Praying With Mary
There’s just nothing fun about a colonoscopy. Not. One. Thing.
This time, I had a sinus infection that peaked on the day I drank the tanker of Gatorade-Miralax mix.
I should be ultra-thankful for modern medicine that keeps me well – but when you’re in the middle of gagging down lemon-lime ackiness and running to the bathroom, it’s hard to drum up gratitude.
So, yesterday, I kept returning to my Catholic faith. Offer it up, Denise. Just offer it up.
It didn’t make me feel better, but it did make me feel useful.
Recently, I renewed my consecration to Jesus-through-Mary. I read 33 Days to Morning Glory, and I was struck by something that had escaped me in the five-plus years since I made my first consecration.
To be truly consecrated to the Blessed Mother, we must be willing to take her petitions as our own. I no longer have jurisdiction over my prayers.
That was a hard thing to accept. I thought I was all-in with this consecration thing. Suddenly, I realized I was not as far along as I had thought.
I have prayed a lot over the years.
But I always had my list of petitions, and that list of petitions was (usually) limited to my family members. They got all of my attention – and I liked it that way.
Now, I realized, Mary wanted me to take on her intentions. She wanted me to trust that she would know what to do with my family – that they wouldn’t be lost if I completely gave over control to Mary. Her mantle was big enough to cover every petition.
She simply wanted me to trust her. To care about what she cares about.
Now . . . I have prayed the Rosary many times. And from my first days as a new convert, I dedicated each decade to one of the other five members in my family. Things were about to change. I had to pray that Rosary with as much fervor as before – but now, it must be for Mary’s intentions. Could I do it? As a mom and grandma, that’s a tall order. I want to pray for those who are closest to me.
I remember the first time I tried to pray for the things that Mary has in her Immaculate Heart, deliberately setting aside my family’s needs. I was amazed by what happened next.
The beautiful thing happened – that thing that used to happen in those early days of conversion – that thing that doesn’t happen quite as often any more – that contemplative communion that St. Teresa of Avila describes. Consolation upon consolation. Joy. Holiness. Rapture. I was in the presence of God.
And I heard God speak to my heart.
That day, a mom had a special prayer intention that she shared through social media.

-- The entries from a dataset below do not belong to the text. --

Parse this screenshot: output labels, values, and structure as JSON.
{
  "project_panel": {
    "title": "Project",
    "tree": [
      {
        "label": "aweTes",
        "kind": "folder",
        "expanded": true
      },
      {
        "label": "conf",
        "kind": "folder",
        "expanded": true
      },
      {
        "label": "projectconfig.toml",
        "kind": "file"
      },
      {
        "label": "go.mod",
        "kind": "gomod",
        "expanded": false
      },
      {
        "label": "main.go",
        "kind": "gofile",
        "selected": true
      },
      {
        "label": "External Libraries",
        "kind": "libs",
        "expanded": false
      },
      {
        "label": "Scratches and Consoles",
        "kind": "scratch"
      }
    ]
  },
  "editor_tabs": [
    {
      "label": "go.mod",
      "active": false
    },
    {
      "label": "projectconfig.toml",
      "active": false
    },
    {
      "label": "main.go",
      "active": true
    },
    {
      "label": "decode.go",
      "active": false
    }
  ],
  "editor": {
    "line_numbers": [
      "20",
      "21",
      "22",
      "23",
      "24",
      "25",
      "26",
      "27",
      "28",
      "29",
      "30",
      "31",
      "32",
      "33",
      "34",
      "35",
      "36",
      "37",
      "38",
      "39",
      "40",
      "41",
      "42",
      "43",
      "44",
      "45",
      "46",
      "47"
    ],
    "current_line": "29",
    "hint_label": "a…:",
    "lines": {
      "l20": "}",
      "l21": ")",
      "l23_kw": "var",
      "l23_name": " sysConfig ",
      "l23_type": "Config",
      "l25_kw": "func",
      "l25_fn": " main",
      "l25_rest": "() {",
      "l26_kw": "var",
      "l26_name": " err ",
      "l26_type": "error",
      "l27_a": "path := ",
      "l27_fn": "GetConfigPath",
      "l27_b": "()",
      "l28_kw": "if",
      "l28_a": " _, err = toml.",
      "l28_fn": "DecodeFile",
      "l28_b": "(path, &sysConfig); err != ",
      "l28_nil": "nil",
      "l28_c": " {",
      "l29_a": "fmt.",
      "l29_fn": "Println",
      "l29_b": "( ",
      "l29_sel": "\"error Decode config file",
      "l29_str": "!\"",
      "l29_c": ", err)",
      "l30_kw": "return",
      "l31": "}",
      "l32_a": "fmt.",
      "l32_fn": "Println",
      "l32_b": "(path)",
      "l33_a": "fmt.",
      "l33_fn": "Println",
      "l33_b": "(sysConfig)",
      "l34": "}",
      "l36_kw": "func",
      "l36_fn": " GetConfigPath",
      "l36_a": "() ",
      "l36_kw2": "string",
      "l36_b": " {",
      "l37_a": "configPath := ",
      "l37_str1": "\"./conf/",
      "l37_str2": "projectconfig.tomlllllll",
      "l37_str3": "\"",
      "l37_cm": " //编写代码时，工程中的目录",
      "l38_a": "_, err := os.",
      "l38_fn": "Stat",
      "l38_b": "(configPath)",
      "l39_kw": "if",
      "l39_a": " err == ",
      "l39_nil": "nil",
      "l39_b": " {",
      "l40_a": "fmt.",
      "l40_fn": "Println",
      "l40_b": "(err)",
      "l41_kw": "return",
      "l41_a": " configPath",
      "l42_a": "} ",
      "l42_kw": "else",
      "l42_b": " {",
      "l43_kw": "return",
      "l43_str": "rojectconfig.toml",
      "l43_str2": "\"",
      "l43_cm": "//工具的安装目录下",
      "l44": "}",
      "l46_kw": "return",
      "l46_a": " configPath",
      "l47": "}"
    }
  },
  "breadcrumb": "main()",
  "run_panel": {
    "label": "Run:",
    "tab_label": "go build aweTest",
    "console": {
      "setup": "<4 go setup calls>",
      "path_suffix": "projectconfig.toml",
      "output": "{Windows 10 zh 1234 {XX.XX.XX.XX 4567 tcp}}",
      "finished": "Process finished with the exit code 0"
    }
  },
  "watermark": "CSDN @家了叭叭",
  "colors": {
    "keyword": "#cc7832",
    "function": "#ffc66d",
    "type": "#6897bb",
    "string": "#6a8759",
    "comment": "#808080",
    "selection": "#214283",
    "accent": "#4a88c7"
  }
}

It was for her son.
I don’t know very much about the situation. I had no idea what to pray for – specifically.
Until, God spoke. The boy came to my mind, and I knew how to pray.
And it felt amazing – a true communion with the Saints – and especially with Mary. There was a boy who had some old hurts, and he was working through them. God was healing old hurts.
So, what does all of this have to do with a sinus headache and a colonoscopy? Well, there wasn’t any great contemplative prayer going on yesterday. I spent most of my time feeling awful – but I offered it up.
Last night, late, long after I had swallowed my last mouthful of lemon-lime mixer, I saw a post on Facebook. Another mother needed prayers. Her preemie was back in the hospital – fighting off an illness – and his life was hanging in the balance. I suspected that this was Mary’s intention. And it became my intention as well. I offered the day for a baby I will never meet. For a mother I will never know. For Mary’s intentions.
This morning, while the fog of outpatient anesthesia was wearing off, I clicked on Facebook and read that the little boy made it through the night. Thanks be to God.
I’m learning to take Mary’s petitions and make them my own. I am still learning.
But it is good and sweet and a very beautiful gift we have – and it is ours to give. Through Mary, I offer all my works, prayers, joys, and sufferings, all that this day may bring. For Jesus.
All for Jesus through Mary.